“Balloon Man” is comprised of several components that began with the creation of the sculpture some years ago. As time went by, the joyous image of the "balloons" began to flow within my vision and was accompanied by visualizing children's happy faces looking at the balloons.
It began with the “Balloon Man” sculpture (soldered copper, dimensions: 100” x 24” x 12”), created over 40 years ago.
In 2008 I wrote and recorded the poem and combined all of these elements to express the human spirit.
“The Hidden Miracle of the Creative Spirit – Holocaust and Genocide” is conceived in response to the ongoing Pandomaniac Acts of Degradation and Death that human beings continue to inflict on their fellow human beings. There are few parts of the world where the madness has not found its fertile ground.
An attempt is made to showcase the works of children and adults who, when faced with Life/Death threatening circumstance, continue to create works of art. These works are a testament to the richness and perseverance of their inner life, and I choose to call their response to the cruelty of the world “The Hidden Miracle Of The Creative Spirit”.This video stems from a desire to keep alive the memory of children who wrote the poems and drew the pictures at the Terezin concentration camp, as well as the memory of the adults, and in some cases their families, who risked their own lives in order to create their last testament.

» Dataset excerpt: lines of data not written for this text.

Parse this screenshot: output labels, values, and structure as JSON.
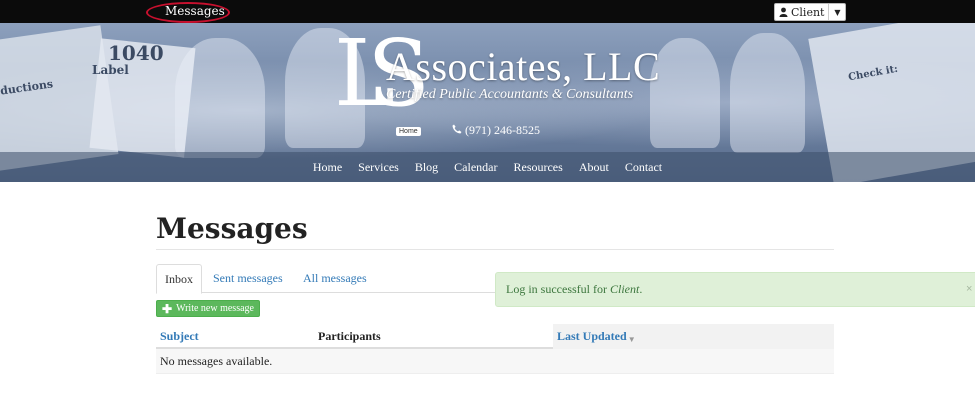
{
  "topbar": {
    "messages_link": "Messages",
    "client_button": "Client"
  },
  "hero": {
    "logo_letters": "LS",
    "company_name": "Associates, LLC",
    "tagline": "Certified Public Accountants & Consultants",
    "home_tooltip": "Home",
    "phone": "(971) 246-8525",
    "background_text": {
      "form_1040": "1040",
      "label": "Label",
      "deductions": "ductions",
      "check_it": "Check it:"
    }
  },
  "nav": {
    "items": [
      "Home",
      "Services",
      "Blog",
      "Calendar",
      "Resources",
      "About",
      "Contact"
    ]
  },
  "main": {
    "title": "Messages",
    "tabs": [
      {
        "label": "Inbox",
        "active": true
      },
      {
        "label": "Sent messages",
        "active": false
      },
      {
        "label": "All messages",
        "active": false
      }
    ],
    "write_button": "Write new message"
  },
  "alert": {
    "prefix": "Log in successful for ",
    "user": "Client",
    "suffix": ".",
    "close": "×"
  },
  "table": {
    "columns": [
      "Subject",
      "Participants",
      "Last Updated"
    ],
    "empty_message": "No messages available."
  },
  "colors": {
    "topbar": "#0b0b0b",
    "link": "#337ab7",
    "success_button": "#5cb85c",
    "alert_bg": "#dff0d8",
    "alert_text": "#3c763d",
    "highlight_ring": "#c8102e"
  },
  "icons": {
    "client_button": "user-icon",
    "client_dropdown": "caret-down-icon",
    "phone": "phone-icon",
    "write_button": "plus-icon",
    "sort": "sort-desc-icon"
  }
}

Years back, I saw the Terezin exhibit in New York and bought Gerald Green’s book “The Artists of Terezin”. I initially laid the book away because it would not allow my conscience rest. To remain silent any longer, however, would be an act of cowardice, and so, instead, I have approached a group of parents and asked them to participate by giving me permission to film their children (ages 8 -13) and to encourage them to become familiar with the story of Terezin and the fate of the children who lived and were murdered there. In simple words, I explained to them what took place and gave them each several poems, asking them to read them, memorize them, and then speak them in front of the camera. In this way, the children and their parents who had never heard of Terezin became an ongoing link, memory to memory, that will continue into the future.

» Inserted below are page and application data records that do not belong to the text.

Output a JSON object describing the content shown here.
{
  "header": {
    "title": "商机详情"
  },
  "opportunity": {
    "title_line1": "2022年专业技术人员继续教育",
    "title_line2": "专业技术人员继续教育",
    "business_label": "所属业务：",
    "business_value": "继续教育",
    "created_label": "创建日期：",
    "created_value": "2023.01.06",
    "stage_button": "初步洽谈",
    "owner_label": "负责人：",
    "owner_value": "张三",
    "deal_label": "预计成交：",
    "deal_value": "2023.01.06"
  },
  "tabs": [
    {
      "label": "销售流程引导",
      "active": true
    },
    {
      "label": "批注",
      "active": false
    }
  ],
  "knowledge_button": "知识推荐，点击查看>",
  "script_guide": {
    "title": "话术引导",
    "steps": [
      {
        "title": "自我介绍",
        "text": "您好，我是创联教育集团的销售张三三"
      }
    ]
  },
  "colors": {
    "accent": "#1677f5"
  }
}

Also featured in this video mural are three African-American children and one adult, standing as witness for those mothers and children of Darfur who have met with such hardship and death.